See also:

Uncle Boonmee
The Mirror
The Zero Theorem
Dead Man
Maelstrom



Fully agree with Eraserhead as many have already noted. But also:

Jan Švankmajer's Alice (although I guess technically almost any version of Alice in Wonderland could be considered surreal as a rule, but this one takes the cake)
El Topo (as well as Holy Mountain and Santa Sangre)
House
Black Moon
Wow. I have seen every movie on your list and I own three of them.

However, for me, it must be "Fear and Loathing in Las Vegas" and "Tideland". Both of them are insanity on film, but absolutely great.



Vanilla Sky is really underrated in this regard. In starting as a typical romance movie, it is able to more seamlessly introduce the more surreal elements by slowly blurring the line between reality and fantasy. The viewer may first have suspicions and then ignore it, only for it to creep up on them at all once. It sort of comes and goes in waves like an LSD trip.



Taxidermia (2006) really spun me around from beginning to end. It wasn't just what was depicted on the screen, it was how it made me feel while I watched it. Quite indescribable.

Special mention was while I was watching Mama (2013) in the theaters. This wasn't really because the movie was surreal in and of itself, it was actually because there was a family (with children) watching it, and very few others. They were acting very strange the entire time, like standing up and shifting around in the theater. Also, there were odd people coming in and just looking around. To this day, I still feel as if we were being messed with the entire time.

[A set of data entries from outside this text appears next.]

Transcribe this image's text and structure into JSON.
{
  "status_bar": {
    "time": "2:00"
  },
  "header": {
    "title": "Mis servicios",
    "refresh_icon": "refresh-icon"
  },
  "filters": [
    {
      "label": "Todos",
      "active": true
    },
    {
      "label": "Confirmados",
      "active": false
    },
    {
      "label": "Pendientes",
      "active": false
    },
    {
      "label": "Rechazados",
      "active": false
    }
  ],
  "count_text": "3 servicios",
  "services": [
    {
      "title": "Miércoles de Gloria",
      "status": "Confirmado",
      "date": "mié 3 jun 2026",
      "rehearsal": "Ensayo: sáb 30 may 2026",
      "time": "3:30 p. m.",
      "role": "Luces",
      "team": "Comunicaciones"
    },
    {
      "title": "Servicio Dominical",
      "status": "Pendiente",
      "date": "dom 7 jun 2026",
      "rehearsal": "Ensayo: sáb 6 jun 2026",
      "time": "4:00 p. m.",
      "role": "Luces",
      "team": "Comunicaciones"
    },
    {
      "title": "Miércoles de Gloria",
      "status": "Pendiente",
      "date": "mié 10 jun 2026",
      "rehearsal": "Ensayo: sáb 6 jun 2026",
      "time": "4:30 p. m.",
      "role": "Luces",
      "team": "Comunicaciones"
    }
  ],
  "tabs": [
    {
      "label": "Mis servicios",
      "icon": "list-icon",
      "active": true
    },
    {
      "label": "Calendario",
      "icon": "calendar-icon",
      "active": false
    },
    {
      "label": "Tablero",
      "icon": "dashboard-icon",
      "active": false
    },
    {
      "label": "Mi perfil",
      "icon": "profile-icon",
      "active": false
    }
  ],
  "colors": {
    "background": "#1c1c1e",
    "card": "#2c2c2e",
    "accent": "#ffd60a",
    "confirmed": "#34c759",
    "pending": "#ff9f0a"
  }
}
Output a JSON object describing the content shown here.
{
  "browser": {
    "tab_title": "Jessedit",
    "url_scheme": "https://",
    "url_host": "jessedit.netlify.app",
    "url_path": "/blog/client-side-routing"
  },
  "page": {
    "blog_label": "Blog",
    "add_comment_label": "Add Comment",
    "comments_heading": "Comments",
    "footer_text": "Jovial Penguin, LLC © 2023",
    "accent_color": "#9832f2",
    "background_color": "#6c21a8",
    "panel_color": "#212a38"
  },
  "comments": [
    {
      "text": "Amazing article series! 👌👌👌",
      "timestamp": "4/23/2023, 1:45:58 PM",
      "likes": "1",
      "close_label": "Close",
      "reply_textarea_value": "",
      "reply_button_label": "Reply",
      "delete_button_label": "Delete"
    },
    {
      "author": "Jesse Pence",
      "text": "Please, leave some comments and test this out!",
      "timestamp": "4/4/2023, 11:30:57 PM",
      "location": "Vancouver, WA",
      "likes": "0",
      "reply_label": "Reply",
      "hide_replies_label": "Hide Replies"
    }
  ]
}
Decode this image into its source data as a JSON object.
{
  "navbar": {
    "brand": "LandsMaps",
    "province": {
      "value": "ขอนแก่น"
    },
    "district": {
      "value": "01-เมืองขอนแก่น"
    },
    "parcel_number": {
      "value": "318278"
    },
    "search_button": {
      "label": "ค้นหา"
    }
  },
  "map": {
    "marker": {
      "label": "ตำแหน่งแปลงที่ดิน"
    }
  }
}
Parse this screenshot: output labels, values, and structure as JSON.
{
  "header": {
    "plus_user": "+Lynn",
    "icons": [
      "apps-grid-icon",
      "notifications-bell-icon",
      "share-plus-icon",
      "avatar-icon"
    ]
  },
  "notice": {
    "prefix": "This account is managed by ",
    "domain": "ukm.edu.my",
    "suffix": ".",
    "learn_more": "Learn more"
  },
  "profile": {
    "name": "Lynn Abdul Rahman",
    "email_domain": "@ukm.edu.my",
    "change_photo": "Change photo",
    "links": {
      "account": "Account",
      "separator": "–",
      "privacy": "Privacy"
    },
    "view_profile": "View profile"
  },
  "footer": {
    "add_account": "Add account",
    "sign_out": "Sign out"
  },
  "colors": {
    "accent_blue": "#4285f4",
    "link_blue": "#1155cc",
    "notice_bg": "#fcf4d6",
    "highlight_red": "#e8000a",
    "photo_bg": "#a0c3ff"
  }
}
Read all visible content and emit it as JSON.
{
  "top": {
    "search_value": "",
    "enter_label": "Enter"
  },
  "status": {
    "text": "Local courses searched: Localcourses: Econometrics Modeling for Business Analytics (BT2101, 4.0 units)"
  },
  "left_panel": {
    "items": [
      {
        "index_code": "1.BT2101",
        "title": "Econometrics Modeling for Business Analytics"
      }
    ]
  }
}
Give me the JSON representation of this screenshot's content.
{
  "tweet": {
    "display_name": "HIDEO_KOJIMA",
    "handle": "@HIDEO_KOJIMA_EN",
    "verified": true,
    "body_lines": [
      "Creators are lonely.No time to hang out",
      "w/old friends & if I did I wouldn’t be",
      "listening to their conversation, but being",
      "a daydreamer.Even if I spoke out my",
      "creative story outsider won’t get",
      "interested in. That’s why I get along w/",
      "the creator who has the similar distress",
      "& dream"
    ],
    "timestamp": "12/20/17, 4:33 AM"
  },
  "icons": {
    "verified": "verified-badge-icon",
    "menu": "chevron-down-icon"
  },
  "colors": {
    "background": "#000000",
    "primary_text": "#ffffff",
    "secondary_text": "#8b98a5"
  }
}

Now, I recognize that it sounds as if I was overreacting a bit. However, my girlfriend at the time was the one that mentioned it before I could, and weird things would seemingly happen during key points in the movie.